ISPs in the crosshairs under new broadband monitoring program

The competition watchdog presses play on its plan to monitor the country’s broadband speeds thanks to fresh funding by the Government
ACCC chairperson Rod Sims

ACCC chairperson Rod Sims

Australian internet service providers (ISPs) are set to come under increased scrutiny, with the competition watchdog finally pushing play on its plan to monitor the country’s broadband speeds, following an injection of funding by the Federal Government.

The Australian Competition and Consumer Commission (ACCC) announced on 7 April that the Government will provide funding for a new broadband performance monitoring program aimed at providing consumers with accurate and independent information about broadband speeds.

According to the regulator, the program is expected to cost around $7 million to deliver over four years.

The program will use hardware-based devices to perform remote testing of around 4,000 households in a bid to determine typical speeds on fixed-line National Broadband Network services at various times during the day.

Most of the households to be included in the program will be connected to the NBN, and this will form the basis of ACCC reporting on retail broadband plans.

Meanwhile, a small number of households that are connected to alternative, nbn-like networks and legacy networks will also be recruited to for the program to also provide a broader view of the state of broadband performance around the country.

The ACCC said that it is aimed at providing Australians with the information required to make “efficient decisions” in a market where consumers spend over $4 billion per year on broadband services of fixed broadband service.

“This program will see the ACCC test and report on the typical speed and performance of broadband plans provided over the NBN," ACCC chairman, Rod Sims, said.

"This information will assist consumers in comparing and shopping around, and checking that they receive what they are paying for.

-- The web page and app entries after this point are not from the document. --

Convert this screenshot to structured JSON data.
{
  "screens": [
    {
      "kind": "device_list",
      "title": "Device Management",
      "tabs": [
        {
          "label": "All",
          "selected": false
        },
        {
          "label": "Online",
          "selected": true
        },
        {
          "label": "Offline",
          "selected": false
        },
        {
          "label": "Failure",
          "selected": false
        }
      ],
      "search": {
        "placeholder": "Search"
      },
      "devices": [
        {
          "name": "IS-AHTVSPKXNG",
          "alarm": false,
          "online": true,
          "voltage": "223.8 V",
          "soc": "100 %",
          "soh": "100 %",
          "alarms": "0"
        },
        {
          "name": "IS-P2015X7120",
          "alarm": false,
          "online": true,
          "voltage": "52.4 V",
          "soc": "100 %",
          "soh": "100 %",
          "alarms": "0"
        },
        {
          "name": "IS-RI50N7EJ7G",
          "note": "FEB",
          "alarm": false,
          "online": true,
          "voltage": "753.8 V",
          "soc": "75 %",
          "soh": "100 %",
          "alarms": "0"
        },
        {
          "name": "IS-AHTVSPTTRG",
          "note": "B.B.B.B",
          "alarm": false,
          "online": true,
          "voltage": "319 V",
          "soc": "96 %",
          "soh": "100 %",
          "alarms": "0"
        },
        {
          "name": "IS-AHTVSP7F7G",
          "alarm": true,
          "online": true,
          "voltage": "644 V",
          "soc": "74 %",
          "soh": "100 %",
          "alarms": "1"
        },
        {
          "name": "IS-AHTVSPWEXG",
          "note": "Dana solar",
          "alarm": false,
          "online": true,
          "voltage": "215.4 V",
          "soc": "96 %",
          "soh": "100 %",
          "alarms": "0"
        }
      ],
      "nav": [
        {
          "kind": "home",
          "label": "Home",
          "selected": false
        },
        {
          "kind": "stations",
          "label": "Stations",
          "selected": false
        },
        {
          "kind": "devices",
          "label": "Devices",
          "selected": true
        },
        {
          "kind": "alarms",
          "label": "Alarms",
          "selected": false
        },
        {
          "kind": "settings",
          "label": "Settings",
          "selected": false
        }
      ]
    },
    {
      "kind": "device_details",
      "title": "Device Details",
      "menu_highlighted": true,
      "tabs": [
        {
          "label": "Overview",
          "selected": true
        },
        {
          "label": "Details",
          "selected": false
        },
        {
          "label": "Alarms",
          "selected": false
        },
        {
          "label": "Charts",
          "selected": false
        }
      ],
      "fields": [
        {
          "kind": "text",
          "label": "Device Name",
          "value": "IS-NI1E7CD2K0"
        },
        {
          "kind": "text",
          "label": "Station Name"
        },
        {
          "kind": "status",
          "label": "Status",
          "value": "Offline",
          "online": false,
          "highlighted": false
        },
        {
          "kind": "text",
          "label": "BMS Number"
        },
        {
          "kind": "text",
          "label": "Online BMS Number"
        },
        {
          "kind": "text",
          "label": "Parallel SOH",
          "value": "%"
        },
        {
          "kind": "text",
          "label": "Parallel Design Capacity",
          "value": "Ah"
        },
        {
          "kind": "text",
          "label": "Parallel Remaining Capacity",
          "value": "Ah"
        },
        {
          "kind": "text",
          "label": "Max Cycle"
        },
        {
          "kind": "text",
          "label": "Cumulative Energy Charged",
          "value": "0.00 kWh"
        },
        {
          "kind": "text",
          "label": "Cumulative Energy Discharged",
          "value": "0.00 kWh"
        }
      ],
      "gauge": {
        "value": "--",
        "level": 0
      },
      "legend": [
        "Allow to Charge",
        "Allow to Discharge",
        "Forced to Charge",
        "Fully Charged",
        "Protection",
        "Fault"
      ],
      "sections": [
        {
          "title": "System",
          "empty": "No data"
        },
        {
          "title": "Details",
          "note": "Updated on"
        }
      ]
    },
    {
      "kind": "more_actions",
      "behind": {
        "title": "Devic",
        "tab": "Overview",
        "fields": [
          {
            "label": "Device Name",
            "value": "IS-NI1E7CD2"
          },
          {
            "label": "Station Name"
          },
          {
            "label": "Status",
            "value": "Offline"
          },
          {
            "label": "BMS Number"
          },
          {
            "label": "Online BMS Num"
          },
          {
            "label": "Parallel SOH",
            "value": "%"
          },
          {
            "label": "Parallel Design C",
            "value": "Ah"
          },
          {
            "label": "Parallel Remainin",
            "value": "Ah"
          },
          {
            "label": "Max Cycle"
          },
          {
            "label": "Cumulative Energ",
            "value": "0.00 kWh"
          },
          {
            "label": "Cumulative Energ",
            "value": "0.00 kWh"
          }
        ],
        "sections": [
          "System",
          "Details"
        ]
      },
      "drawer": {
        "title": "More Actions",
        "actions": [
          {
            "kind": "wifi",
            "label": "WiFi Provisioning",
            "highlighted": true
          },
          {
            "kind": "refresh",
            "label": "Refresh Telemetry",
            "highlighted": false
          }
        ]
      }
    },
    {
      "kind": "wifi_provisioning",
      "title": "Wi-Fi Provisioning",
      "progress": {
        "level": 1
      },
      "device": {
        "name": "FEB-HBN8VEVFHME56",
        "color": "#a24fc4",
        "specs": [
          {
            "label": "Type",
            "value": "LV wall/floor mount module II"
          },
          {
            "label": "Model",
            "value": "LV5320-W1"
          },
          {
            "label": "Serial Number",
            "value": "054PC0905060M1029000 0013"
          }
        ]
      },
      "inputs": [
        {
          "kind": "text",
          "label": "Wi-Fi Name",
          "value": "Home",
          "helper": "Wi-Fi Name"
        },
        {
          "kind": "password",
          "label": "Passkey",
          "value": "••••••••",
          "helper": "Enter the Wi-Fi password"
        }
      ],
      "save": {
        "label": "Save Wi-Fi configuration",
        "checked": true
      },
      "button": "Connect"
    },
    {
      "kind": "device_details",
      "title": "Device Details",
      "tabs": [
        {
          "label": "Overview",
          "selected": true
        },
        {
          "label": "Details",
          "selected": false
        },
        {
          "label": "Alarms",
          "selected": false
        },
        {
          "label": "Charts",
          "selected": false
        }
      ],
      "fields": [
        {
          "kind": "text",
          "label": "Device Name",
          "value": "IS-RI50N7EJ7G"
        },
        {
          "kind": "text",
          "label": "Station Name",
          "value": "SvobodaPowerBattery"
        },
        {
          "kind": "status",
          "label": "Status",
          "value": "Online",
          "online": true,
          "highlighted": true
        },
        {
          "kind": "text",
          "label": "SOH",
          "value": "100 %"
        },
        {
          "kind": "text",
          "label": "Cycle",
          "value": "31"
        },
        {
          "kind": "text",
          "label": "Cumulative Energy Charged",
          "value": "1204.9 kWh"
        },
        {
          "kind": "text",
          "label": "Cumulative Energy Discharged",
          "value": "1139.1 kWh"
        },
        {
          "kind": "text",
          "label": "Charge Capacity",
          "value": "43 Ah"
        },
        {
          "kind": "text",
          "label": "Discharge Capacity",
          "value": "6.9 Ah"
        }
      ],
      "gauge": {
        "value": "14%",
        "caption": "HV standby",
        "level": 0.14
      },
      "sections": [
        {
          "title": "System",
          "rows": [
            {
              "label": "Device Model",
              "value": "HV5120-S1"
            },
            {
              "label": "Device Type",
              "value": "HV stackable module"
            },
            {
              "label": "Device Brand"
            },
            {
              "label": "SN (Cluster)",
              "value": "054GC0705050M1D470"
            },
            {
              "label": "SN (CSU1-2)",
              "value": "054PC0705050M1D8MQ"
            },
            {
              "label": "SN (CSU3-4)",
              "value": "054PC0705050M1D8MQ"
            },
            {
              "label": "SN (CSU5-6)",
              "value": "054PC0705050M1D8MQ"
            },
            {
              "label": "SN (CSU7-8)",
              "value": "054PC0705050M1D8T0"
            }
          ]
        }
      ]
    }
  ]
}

"The program will also allow the ACCC to determine if issues are being caused by the performance of the NBN, or by internet service providers (ISPs) not buying sufficient capacity. It will also provide ISPs with independent performance information from which to draw when making speed claims,” he said.

The ACCC said it will publish information about the speed at which services typically operate, and other metrics relevant to measuring broadband performance and applications consumers commonly use.

“The ACCC will begin publishing data later this year as a large number of consumers move to the NBN,” Sims said.

According to Sims, the expected improved transparency of broadband speeds will help consumers to exercise choice as next generation services are rolled out, including on the NBN.

The ACCC has recently provided guidance to industry in relation to industry practices when making broadband speed claims to consumers.

“The ACCC’s program will encourage ISPs to compete for business and tailor their products to meet the needs of their customers. It will also provide better consumer information – all of which is currently lacking in the Australian broadband market,” Sims said.

After appointing a qualified testing provider, the ACCC will commence the program in May 2017, and will provide comparative information for consumers during the second half of the year.

The move comes almost two years after the regulator completed a pilot broadband performance monitoring and reporting program, publishing a report on the trial in 2015.

This followed the release of a consultation paper in 2013 inviting comment on the proposed program, and the subsequent release of a position paper in 2014 outlining the proposed program specifications in the event that the ACCC decides to proceed with the program.

The program complements steps the regulator is taking to encourage ISPs to improve their marketing and business practices.

In February, the Commission published principles to help ensure internet service providers’ claims about broadband speeds aren’t misleading under the Australian Consumer Law, and expects to publish a best practice guide on broadband speeds advertising in due course.